***** Material for this exercise
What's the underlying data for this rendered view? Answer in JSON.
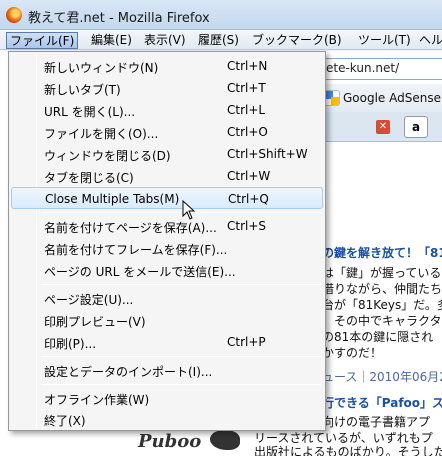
{
  "window": {
    "title": "教えて君.net - Mozilla Firefox"
  },
  "menubar": {
    "items": [
      {
        "label": "ファイル(F)"
      },
      {
        "label": "編集(E)"
      },
      {
        "label": "表示(V)"
      },
      {
        "label": "履歴(S)"
      },
      {
        "label": "ブックマーク(B)"
      },
      {
        "label": "ツール(T)"
      },
      {
        "label": "ヘル"
      }
    ]
  },
  "background": {
    "url": "ete-kun.net/",
    "bookmark": "Google AdSense",
    "amazon_tab": "a",
    "lines": [
      "の鍵を解き放て！「81K",
      "は「鍵」が握っている！",
      "借りながら、仲間たち",
      "台が「81Keys」だ。多種",
      "、その中でキャラクタ-",
      "の81本の鍵に隠され",
      "かすのだ！",
      "ュース｜2010年06月2",
      "行できる「Pafoo」ス",
      "向けの電子書籍アプ",
      "リースされているが、いずれもプ",
      "出版社によるものばかり。そうした"
    ],
    "logo": "Puboo"
  },
  "menu": {
    "items": [
      {
        "label": "新しいウィンドウ(N)",
        "shortcut": "Ctrl+N"
      },
      {
        "label": "新しいタブ(T)",
        "shortcut": "Ctrl+T"
      },
      {
        "label": "URL を開く(L)...",
        "shortcut": "Ctrl+L"
      },
      {
        "label": "ファイルを開く(O)...",
        "shortcut": "Ctrl+O"
      },
      {
        "label": "ウィンドウを閉じる(D)",
        "shortcut": "Ctrl+Shift+W"
      },
      {
        "label": "タブを閉じる(C)",
        "shortcut": "Ctrl+W"
      },
      {
        "label": "Close Multiple Tabs(M)",
        "shortcut": "Ctrl+Q"
      },
      {
        "label": "名前を付けてページを保存(A)...",
        "shortcut": "Ctrl+S"
      },
      {
        "label": "名前を付けてフレームを保存(F)...",
        "shortcut": ""
      },
      {
        "label": "ページの URL をメールで送信(E)...",
        "shortcut": ""
      },
      {
        "label": "ページ設定(U)...",
        "shortcut": ""
      },
      {
        "label": "印刷プレビュー(V)",
        "shortcut": ""
      },
      {
        "label": "印刷(P)...",
        "shortcut": "Ctrl+P"
      },
      {
        "label": "設定とデータのインポート(I)...",
        "shortcut": ""
      },
      {
        "label": "オフライン作業(W)",
        "shortcut": ""
      },
      {
        "label": "終了(X)",
        "shortcut": ""
      }
    ]
  }
}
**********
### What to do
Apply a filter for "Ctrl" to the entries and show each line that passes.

### Exercise output
        "shortcut": "Ctrl+N"
        "shortcut": "Ctrl+T"
        "shortcut": "Ctrl+L"
        "shortcut": "Ctrl+O"
        "shortcut": "Ctrl+Shift+W"
        "shortcut": "Ctrl+W"
        "shortcut": "Ctrl+Q"
        "shortcut": "Ctrl+S"
        "shortcut": "Ctrl+P"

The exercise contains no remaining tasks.